▶ [Task prompt]: Copy the records. Keep every line exactly as it is.
· · ·
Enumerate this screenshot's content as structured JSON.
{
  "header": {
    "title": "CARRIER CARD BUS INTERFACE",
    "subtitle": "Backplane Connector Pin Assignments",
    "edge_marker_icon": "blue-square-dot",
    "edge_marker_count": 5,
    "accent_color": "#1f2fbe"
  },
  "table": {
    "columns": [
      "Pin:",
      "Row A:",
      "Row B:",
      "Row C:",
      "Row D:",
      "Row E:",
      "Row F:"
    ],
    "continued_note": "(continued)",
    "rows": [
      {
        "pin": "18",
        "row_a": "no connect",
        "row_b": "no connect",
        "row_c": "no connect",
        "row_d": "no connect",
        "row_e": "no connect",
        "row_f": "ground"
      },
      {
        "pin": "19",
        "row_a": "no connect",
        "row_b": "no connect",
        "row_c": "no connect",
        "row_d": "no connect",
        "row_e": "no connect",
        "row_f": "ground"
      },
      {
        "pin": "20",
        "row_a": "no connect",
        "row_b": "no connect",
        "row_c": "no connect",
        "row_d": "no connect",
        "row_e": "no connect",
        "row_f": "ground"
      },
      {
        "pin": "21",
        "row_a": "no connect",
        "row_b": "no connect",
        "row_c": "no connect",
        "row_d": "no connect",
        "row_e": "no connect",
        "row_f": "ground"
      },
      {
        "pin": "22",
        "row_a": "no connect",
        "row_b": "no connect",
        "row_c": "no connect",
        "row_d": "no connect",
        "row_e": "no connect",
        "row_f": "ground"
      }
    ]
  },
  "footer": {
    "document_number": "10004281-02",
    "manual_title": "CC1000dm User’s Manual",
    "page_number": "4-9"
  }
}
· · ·
▶ [The answer]:
Enumerate this screenshot's content as structured JSON.
{
  "header": {
    "title": "CARRIER CARD BUS INTERFACE",
    "subtitle": "Backplane Connector Pin Assignments",
    "edge_marker_icon": "blue-square-dot",
    "edge_marker_count": 5,
    "accent_color": "#1f2fbe"
  },
  "table": {
    "columns": [
      "Pin:",
      "Row A:",
      "Row B:",
      "Row C:",
      "Row D:",
      "Row E:",
      "Row F:"
    ],
    "continued_note": "(continued)",
    "rows": [
      {
        "pin": "18",
        "row_a": "no connect",
        "row_b": "no connect",
        "row_c": "no connect",
        "row_d": "no connect",
        "row_e": "no connect",
        "row_f": "ground"
      },
      {
        "pin": "19",
        "row_a": "no connect",
        "row_b": "no connect",
        "row_c": "no connect",
        "row_d": "no connect",
        "row_e": "no connect",
        "row_f": "ground"
      },
      {
        "pin": "20",
        "row_a": "no connect",
        "row_b": "no connect",
        "row_c": "no connect",
        "row_d": "no connect",
        "row_e": "no connect",
        "row_f": "ground"
      },
      {
        "pin": "21",
        "row_a": "no connect",
        "row_b": "no connect",
        "row_c": "no connect",
        "row_d": "no connect",
        "row_e": "no connect",
        "row_f": "ground"
      },
      {
        "pin": "22",
        "row_a": "no connect",
        "row_b": "no connect",
        "row_c": "no connect",
        "row_d": "no connect",
        "row_e": "no connect",
        "row_f": "ground"
      }
    ]
  },
  "footer": {
    "document_number": "10004281-02",
    "manual_title": "CC1000dm User’s Manual",
    "page_number": "4-9"
  }
}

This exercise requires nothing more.